The film recreates events which landed key blows that decisively undermined the first Marcos dictatorship. As the moderate Opposition grew, the First Lady herself pleads with Cardinal Sin to stop the CBCP from issuing a statement against their oppressive regime. Cardinal Sin was no dictator and points out that he is only one out of 104 bishops. The Bishops call on the faithful to actively resist an evil government by peaceful means, shaking the foundations of the Marcos Sr. monolith. The US press conference where Marcos Sr. agrees to call for the Snap Elections which proved to be his undoing is also recreated. Even the deliberations of the Agrava Commission which investigated the Aquino Assassination are here.
What is a Palace without intrigues? Here the power play is between Defense Minister Juan Ponce Enrile and Gen. Fabian Ver. The film details how the Reform the Armed Forces Movement (RAM) came about. Perhaps the film struck too close to home. According to Wikipedia: On February 23, 1988, Enrile filed a complaint with the Makati RTC, alleging that the continued production of the miniseries without his consent was a violation of his right to privacy. Enrile’s case went all the way up to the Supreme Court, which decided with lightning speed (less than a month) to allow production of A DANGEROUS LIFE to continue, reasoning that Enrile, as a senator, was a public figure and thus his right to privacy is more narrow, and cannot be used to override the "publication and dissemination of matters of public interest." However, to avoid further delay, the EDSA People Power scenes had already been shot in Sri Lanka, and some of the Camp Crame scenes were actually shot in Sydney.

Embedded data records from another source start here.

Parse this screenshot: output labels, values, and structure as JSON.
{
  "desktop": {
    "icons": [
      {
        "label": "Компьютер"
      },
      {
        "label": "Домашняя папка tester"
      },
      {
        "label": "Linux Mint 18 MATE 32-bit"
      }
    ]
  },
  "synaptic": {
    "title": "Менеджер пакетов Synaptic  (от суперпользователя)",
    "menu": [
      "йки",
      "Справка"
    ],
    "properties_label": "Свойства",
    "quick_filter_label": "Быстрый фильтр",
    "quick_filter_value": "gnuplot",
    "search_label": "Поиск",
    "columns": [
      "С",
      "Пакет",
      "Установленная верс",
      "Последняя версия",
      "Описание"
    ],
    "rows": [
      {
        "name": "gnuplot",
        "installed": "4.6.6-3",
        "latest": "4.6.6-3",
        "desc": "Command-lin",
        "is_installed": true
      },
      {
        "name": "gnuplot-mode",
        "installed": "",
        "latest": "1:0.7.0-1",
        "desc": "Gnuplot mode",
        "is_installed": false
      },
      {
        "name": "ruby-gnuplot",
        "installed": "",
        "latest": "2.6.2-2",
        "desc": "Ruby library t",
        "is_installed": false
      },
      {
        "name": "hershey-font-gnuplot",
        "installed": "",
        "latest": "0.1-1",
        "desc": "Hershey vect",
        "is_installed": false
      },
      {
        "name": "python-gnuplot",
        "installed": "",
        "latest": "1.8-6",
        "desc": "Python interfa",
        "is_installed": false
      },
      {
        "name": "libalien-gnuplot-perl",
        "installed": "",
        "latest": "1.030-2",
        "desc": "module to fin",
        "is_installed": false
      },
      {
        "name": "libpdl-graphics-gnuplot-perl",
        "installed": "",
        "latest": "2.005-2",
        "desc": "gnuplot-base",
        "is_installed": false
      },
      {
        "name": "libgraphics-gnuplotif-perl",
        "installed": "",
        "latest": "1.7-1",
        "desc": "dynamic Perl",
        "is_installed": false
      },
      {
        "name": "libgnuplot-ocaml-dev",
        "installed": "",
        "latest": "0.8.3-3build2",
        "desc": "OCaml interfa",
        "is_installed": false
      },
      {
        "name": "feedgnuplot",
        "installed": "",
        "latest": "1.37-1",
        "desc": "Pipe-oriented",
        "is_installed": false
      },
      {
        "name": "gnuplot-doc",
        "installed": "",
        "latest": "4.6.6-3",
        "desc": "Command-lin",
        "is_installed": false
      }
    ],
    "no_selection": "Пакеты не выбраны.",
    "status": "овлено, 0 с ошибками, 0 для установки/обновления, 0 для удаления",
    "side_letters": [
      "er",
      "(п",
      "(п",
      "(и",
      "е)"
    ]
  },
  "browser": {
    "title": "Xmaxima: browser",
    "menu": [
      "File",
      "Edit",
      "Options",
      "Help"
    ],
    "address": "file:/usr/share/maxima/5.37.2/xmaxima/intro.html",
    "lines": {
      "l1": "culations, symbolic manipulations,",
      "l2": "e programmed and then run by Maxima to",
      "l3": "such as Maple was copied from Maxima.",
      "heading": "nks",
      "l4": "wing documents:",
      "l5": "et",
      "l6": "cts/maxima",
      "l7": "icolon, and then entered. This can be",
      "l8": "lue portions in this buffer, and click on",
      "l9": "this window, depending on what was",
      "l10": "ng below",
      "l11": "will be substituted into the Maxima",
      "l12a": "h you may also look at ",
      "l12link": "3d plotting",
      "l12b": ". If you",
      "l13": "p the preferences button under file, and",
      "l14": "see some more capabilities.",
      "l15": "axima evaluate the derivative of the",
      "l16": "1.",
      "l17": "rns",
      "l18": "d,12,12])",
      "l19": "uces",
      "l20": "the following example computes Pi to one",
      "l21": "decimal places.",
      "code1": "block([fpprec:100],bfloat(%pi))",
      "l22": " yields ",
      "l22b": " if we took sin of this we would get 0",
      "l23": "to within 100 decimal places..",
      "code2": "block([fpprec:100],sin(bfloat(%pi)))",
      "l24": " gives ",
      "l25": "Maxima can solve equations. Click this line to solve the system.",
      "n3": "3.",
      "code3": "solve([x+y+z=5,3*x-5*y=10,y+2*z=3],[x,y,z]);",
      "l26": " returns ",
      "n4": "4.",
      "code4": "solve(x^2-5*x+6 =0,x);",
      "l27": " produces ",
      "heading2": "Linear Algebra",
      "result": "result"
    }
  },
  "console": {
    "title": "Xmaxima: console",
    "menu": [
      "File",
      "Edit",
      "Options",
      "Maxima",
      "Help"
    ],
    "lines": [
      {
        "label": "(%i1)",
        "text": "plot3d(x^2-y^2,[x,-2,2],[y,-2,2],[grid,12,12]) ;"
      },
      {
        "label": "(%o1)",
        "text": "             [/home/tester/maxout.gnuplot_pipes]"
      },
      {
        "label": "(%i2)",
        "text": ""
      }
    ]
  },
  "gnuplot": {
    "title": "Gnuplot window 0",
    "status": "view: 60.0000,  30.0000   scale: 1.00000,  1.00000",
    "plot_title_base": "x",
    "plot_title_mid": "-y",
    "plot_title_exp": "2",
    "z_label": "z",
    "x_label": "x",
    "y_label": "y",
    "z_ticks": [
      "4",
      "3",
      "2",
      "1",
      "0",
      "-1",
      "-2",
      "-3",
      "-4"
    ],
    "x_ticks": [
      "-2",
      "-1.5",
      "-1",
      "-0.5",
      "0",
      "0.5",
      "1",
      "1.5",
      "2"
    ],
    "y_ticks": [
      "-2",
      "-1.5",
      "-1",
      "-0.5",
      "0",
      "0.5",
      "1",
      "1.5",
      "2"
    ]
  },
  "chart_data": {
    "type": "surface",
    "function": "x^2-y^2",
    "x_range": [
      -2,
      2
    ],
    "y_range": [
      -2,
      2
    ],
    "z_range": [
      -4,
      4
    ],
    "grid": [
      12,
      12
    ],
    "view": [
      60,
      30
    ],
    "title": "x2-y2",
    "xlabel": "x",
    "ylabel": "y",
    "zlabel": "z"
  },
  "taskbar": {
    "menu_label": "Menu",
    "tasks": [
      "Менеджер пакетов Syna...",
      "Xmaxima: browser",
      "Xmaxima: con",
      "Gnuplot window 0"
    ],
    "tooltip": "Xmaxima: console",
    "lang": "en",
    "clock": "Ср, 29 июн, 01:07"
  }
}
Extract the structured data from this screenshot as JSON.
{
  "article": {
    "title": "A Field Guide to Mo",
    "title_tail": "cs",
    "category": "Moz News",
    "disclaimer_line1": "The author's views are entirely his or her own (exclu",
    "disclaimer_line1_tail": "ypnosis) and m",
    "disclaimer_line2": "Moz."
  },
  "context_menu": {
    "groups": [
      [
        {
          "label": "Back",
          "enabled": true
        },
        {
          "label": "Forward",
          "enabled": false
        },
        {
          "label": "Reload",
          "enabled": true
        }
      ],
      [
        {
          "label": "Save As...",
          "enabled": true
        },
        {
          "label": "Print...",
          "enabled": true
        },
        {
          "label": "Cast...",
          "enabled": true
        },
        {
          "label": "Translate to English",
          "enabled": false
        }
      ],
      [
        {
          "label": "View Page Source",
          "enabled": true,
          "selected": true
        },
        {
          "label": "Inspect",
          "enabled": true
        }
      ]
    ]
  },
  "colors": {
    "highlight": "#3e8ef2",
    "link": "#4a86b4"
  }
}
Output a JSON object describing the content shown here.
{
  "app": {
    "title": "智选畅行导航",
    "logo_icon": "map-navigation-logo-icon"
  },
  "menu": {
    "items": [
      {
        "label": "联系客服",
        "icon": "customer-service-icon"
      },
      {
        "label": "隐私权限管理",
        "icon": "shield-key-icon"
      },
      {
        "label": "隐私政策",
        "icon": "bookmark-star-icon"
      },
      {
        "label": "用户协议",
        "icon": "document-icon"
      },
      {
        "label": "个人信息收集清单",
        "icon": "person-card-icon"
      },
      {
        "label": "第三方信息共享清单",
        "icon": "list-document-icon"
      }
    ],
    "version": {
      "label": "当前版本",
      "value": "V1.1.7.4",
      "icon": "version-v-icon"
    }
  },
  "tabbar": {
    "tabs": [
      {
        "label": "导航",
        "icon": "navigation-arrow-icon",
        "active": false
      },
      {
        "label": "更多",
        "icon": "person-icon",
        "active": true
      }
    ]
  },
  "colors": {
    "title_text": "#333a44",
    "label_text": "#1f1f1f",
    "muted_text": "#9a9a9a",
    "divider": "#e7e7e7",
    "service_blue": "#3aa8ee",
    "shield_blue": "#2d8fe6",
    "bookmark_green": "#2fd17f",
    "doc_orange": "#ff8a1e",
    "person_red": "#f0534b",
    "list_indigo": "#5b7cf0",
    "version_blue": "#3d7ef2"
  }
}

Though based on historical truth, A DANGEROUS LIFE is not a documentary. Thus there is the requisite romance angle between the American journalist and the activist Celie Balamo (Dina Bonnevie). Celie goes underground after her brother is killed at Mendiola, and she is abducted by the military and tortured in a safe house. The thousands of human rights abuses perpetrated by the Marcos Sr. intelligence and armed forces were said to be the best recruitment effort in getting students, intellectuals, laborers and peasants to join the CPP-NPA. Red tagging was going strong even then. On the Snap Election campaign trail, Cory Aquino has to repeatedly make it clear that she is not a Communist ally.
The film shows how Marcos Sr. really wanted his soldiers to fire into the crowds massing at EDSA but it was their troop commanders who desisted. Neither of the presidential Juniors is included in the film though. Particularly rich is the scene on the private jet taking the disgraced Marcoses to exile in Hawaii. FEM Sr. dozes in the front of the cabin while the First Lady, a known insomniac, is way in the rear. Realizing that Honolulu shopping and the social life isn’t going to be what she’s grown accustomed to, she begins wistfully singing “New York, New York. . .” Today, we have another Marcos president and a First Lady who describes herself as “very New York.” Truly, the more things change, the more they stay the same.
Menchu Aquino Sarmiento is an award-winning writer and a social concerns advocate. IRL (In Real Life) are short verbal pagmumuni-muni, the essay equivalent of fast fiction--but in real life. She really wants more Filipinos to care, and to do something legal and non-violent about it, preferably together, so that we act more like a civilized country, a mature democracy.